PORTLAND, Ore. – Jack Jewsbury wasn’t standing shoulder-to-shoulder with President Obama on Monday as he viewed the progress being made a year after the devastation caused by a massive tornado that hit Joplin, Mo.
But the Portland Timbers captain, a native of the small town that made national headlines last year when a twister killed 161 people, was a keen observer of the solemn remembrance ceremonies earlier this week, including the President’s commencement address to the 2012 graduating class of Joplin High School.
The high school was one of the hundreds of buildings that were destroyed in the country’s worst tornado disaster in six decades. On Friday, groundbreaking ceremonies are scheduled at a number of sites throughout the town, including Joplin High School’s future home.
“Obviously it was a huge tragedy, but it’s something they’ve been rebuilding in the last year,” Jewsbury said. “And they’ve made huge strides, so it’s good to see.”
In the aftermath of the disaster last year, Jewsbury partnered with the American Red Cross to allow Timbers fans to make donations to the Joplin disaster relief. At Jewsbury’s request, Red Cross representatives were also on hand at JELD-WEN Field during the Timbers’ May 29 game against D.C. United to collect donations, and his efforts earned him the MLS W.O.R.K.S. Humanitarian of the Month award for August.
He was able to visit family in Missouri during the offseason and view the restoration efforts first hand. Jewsbury’s uncle lost his truck-accessories business in the storm, while another aunt and uncle and one of his cousins also lost their homes.
“I’ve still been in touch with my dad who talks with his brother and sees him week in and week out,” Jewsbury said. “The rebuilding process is still happening.”
The MLS veteran, who stared at Kickapoo High School after his family moved from Joplin to nearby Springfield and then in college at Saint Louis University, said the help provided by Timbers fans meant a lot to him and his family. He said he’s been impressed by the town’s resilience during the year of recovery.
“The community as a whole has come together and has made it a point to not only get it back to where it was but make it bigger and better,” he added. “Whether it’s been people from here or people from all over helping out, it’s been huge for that community.
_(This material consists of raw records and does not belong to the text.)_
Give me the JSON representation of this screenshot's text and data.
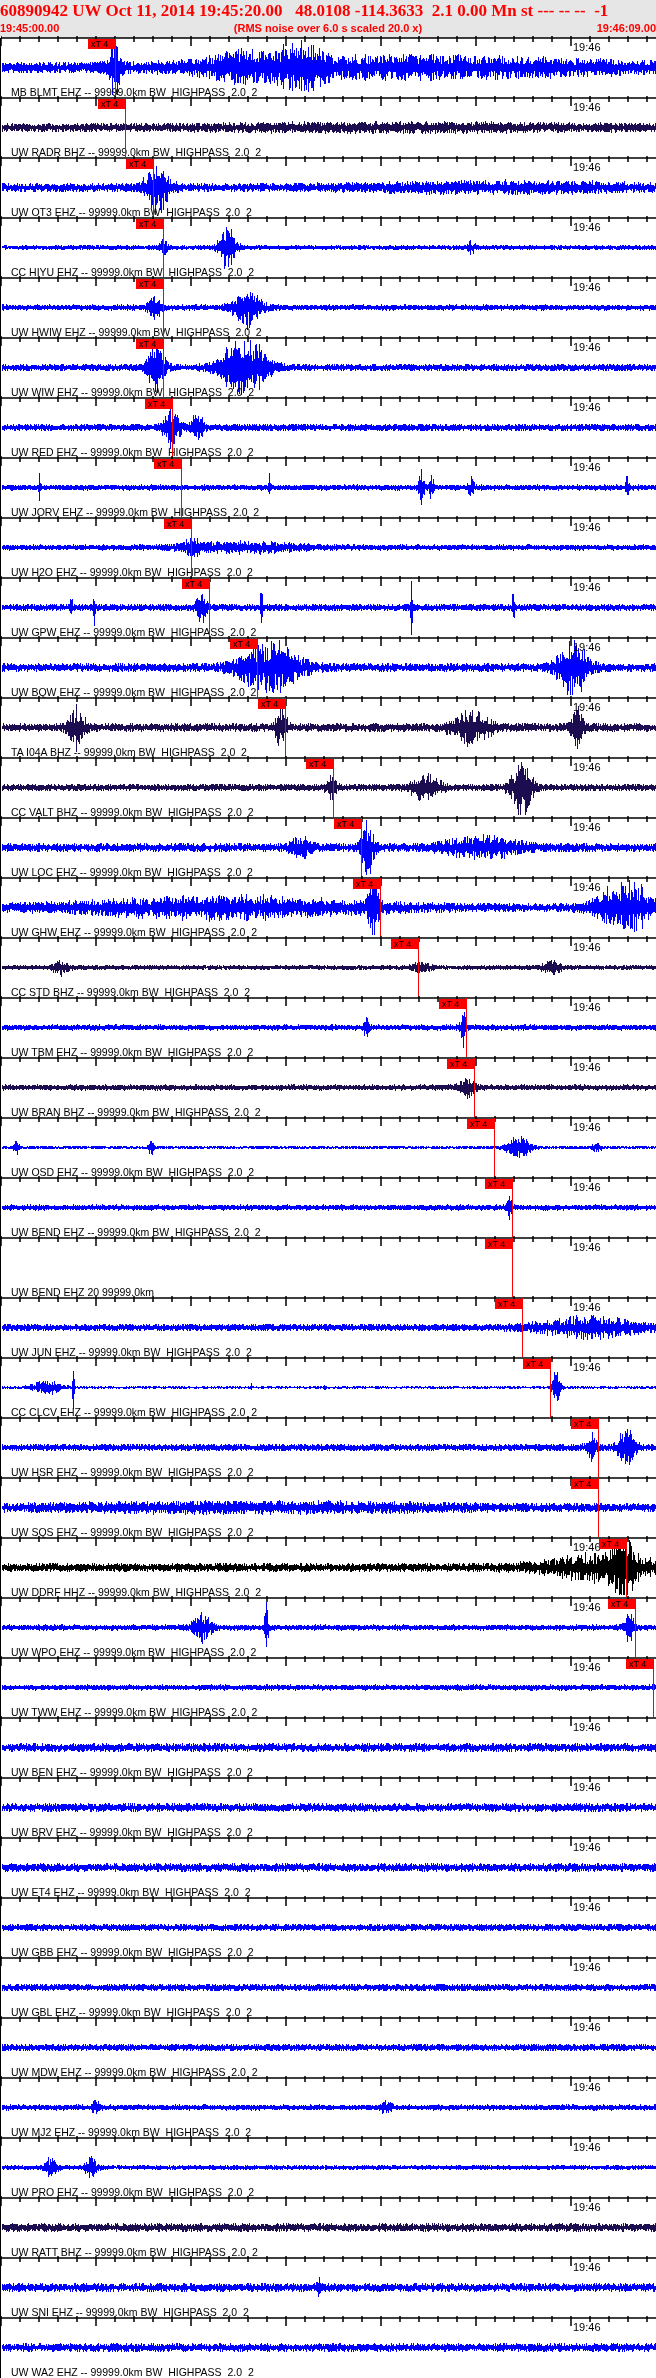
{
  "header": {
    "title": "60890942 UW Oct 11, 2014 19:45:20.00   48.0108 -114.3633  2.1 0.00 Mn st --- -- --  -1",
    "start_time": "19:45:00.00",
    "note": "(RMS noise over 6.0 s scaled 20.0 x)",
    "end_time": "19:46:09.00"
  },
  "traces": [
    {
      "label": "MB BLMT EHZ -- 99999.0km BW  HIGHPASS  2.0  2",
      "time_label": "19:46",
      "pick": "xT 4",
      "color": "#0000ff"
    },
    {
      "label": "UW RADR BHZ -- 99999.0km BW  HIGHPASS  2.0  2",
      "time_label": "19:46",
      "pick": "xT 4",
      "color": "#1c0c50"
    },
    {
      "label": "UW OT3 EHZ -- 99999.0km BW  HIGHPASS  2.0  2",
      "time_label": "19:46",
      "pick": "xT 4",
      "color": "#0000ff"
    },
    {
      "label": "CC HIYU EHZ -- 99999.0km BW  HIGHPASS  2.0  2",
      "time_label": "19:46",
      "pick": "xT 4",
      "color": "#0000ff"
    },
    {
      "label": "UW HWIW EHZ -- 99999.0km BW  HIGHPASS  2.0  2",
      "time_label": "19:46",
      "pick": "xT 4",
      "color": "#0000ff"
    },
    {
      "label": "UW WIW EHZ -- 99999.0km BW  HIGHPASS  2.0  2",
      "time_label": "19:46",
      "pick": "xT 4",
      "color": "#0000ff"
    },
    {
      "label": "UW RED EHZ -- 99999.0km BW  HIGHPASS  2.0  2",
      "time_label": "19:46",
      "pick": "xT 4",
      "color": "#0000ff"
    },
    {
      "label": "UW JORV EHZ -- 99999.0km BW  HIGHPASS  2.0  2",
      "time_label": "19:46",
      "pick": "xT 4",
      "color": "#0000ff"
    },
    {
      "label": "UW H2O EHZ -- 99999.0km BW  HIGHPASS  2.0  2",
      "time_label": "19:46",
      "pick": "xT 4",
      "color": "#0000ff"
    },
    {
      "label": "UW GPW EHZ -- 99999.0km BW  HIGHPASS  2.0  2",
      "time_label": "19:46",
      "pick": "xT 4",
      "color": "#0000ff"
    },
    {
      "label": "UW BQW EHZ -- 99999.0km BW  HIGHPASS  2.0  2",
      "time_label": "19:46",
      "pick": "xT 4",
      "color": "#0000ff"
    },
    {
      "label": "TA I04A BHZ -- 99999.0km BW  HIGHPASS  2.0  2",
      "time_label": "19:46",
      "pick": "xT 4",
      "color": "#1c0c50"
    },
    {
      "label": "CC VALT BHZ -- 99999.0km BW  HIGHPASS  2.0  2",
      "time_label": "19:46",
      "pick": "xT 4",
      "color": "#1c0c50"
    },
    {
      "label": "UW LOC EHZ -- 99999.0km BW  HIGHPASS  2.0  2",
      "time_label": "19:46",
      "pick": "xT 4",
      "color": "#0000ff"
    },
    {
      "label": "UW GHW EHZ -- 99999.0km BW  HIGHPASS  2.0  2",
      "time_label": "19:46",
      "pick": "xT 4",
      "color": "#0000ff"
    },
    {
      "label": "CC STD BHZ -- 99999.0km BW  HIGHPASS  2.0  2",
      "time_label": "19:46",
      "pick": "xT 4",
      "color": "#1c0c50"
    },
    {
      "label": "UW TBM EHZ -- 99999.0km BW  HIGHPASS  2.0  2",
      "time_label": "19:46",
      "pick": "xT 4",
      "color": "#0000ff"
    },
    {
      "label": "UW BRAN BHZ -- 99999.0km BW  HIGHPASS  2.0  2",
      "time_label": "19:46",
      "pick": "xT 4",
      "color": "#1c0c50"
    },
    {
      "label": "UW OSD EHZ -- 99999.0km BW  HIGHPASS  2.0  2",
      "time_label": "19:46",
      "pick": "xT 4",
      "color": "#0000ff"
    },
    {
      "label": "UW BEND EHZ -- 99999.0km BW  HIGHPASS  2.0  2",
      "time_label": "19:46",
      "pick": "xT 4",
      "color": "#0000ff"
    },
    {
      "label": "UW BEND EHZ 20 99999.0km",
      "time_label": "19:46",
      "pick": "xT 4"
    },
    {
      "label": "UW JUN EHZ -- 99999.0km BW  HIGHPASS  2.0  2",
      "time_label": "19:46",
      "pick": "xT 4",
      "color": "#0000ff"
    },
    {
      "label": "CC CLCV EHZ -- 99999.0km BW  HIGHPASS  2.0  2",
      "time_label": "19:46",
      "pick": "xT 4",
      "color": "#0000ff"
    },
    {
      "label": "UW HSR EHZ -- 99999.0km BW  HIGHPASS  2.0  2",
      "pick": "xT 4",
      "color": "#0000ff"
    },
    {
      "label": "UW SQS EHZ -- 99999.0km BW  HIGHPASS  2.0  2",
      "pick": "xT 4",
      "color": "#0000ff"
    },
    {
      "label": "UW DDRF HHZ -- 99999.0km BW  HIGHPASS  2.0  2",
      "time_label": "19:46",
      "pick": "xT 4",
      "color": "#000000"
    },
    {
      "label": "UW WPO EHZ -- 99999.0km BW  HIGHPASS  2.0  2",
      "time_label": "19:46",
      "pick": "xT 4",
      "color": "#0000ff"
    },
    {
      "label": "UW TWW EHZ -- 99999.0km BW  HIGHPASS  2.0  2",
      "time_label": "19:46",
      "pick": "xT 4",
      "color": "#0000ff"
    },
    {
      "label": "UW BEN EHZ -- 99999.0km BW  HIGHPASS  2.0  2",
      "time_label": "19:46",
      "color": "#0000ff"
    },
    {
      "label": "UW BRV EHZ -- 99999.0km BW  HIGHPASS  2.0  2",
      "time_label": "19:46",
      "color": "#0000ff"
    },
    {
      "label": "UW ET4 EHZ -- 99999.0km BW  HIGHPASS  2.0  2",
      "time_label": "19:46",
      "color": "#0000ff"
    },
    {
      "label": "UW GBB EHZ -- 99999.0km BW  HIGHPASS  2.0  2",
      "time_label": "19:46",
      "color": "#0000ff"
    },
    {
      "label": "UW GBL EHZ -- 99999.0km BW  HIGHPASS  2.0  2",
      "time_label": "19:46",
      "color": "#0000ff"
    },
    {
      "label": "UW MDW EHZ -- 99999.0km BW  HIGHPASS  2.0  2",
      "time_label": "19:46",
      "color": "#0000ff"
    },
    {
      "label": "UW MJ2 EHZ -- 99999.0km BW  HIGHPASS  2.0  2",
      "time_label": "19:46",
      "color": "#0000ff"
    },
    {
      "label": "UW PRO EHZ -- 99999.0km BW  HIGHPASS  2.0  2",
      "time_label": "19:46",
      "color": "#0000ff"
    },
    {
      "label": "UW RATT BHZ -- 99999.0km BW  HIGHPASS  2.0  2",
      "time_label": "19:46",
      "color": "#1c0c50"
    },
    {
      "label": "UW SNI EHZ -- 99999.0km BW  HIGHPASS  2.0  2",
      "time_label": "19:46",
      "color": "#0000ff"
    },
    {
      "label": "UW WA2 EHZ -- 99999.0km BW  HIGHPASS  2.0  2",
      "time_label": "19:46",
      "color": "#0000ff"
    }
  ]
}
It’s really been neat to see everyone come together for a good cause.”
Dan Itel covers the Timbers for MLSsoccer.com. E-mail him at email@example.com.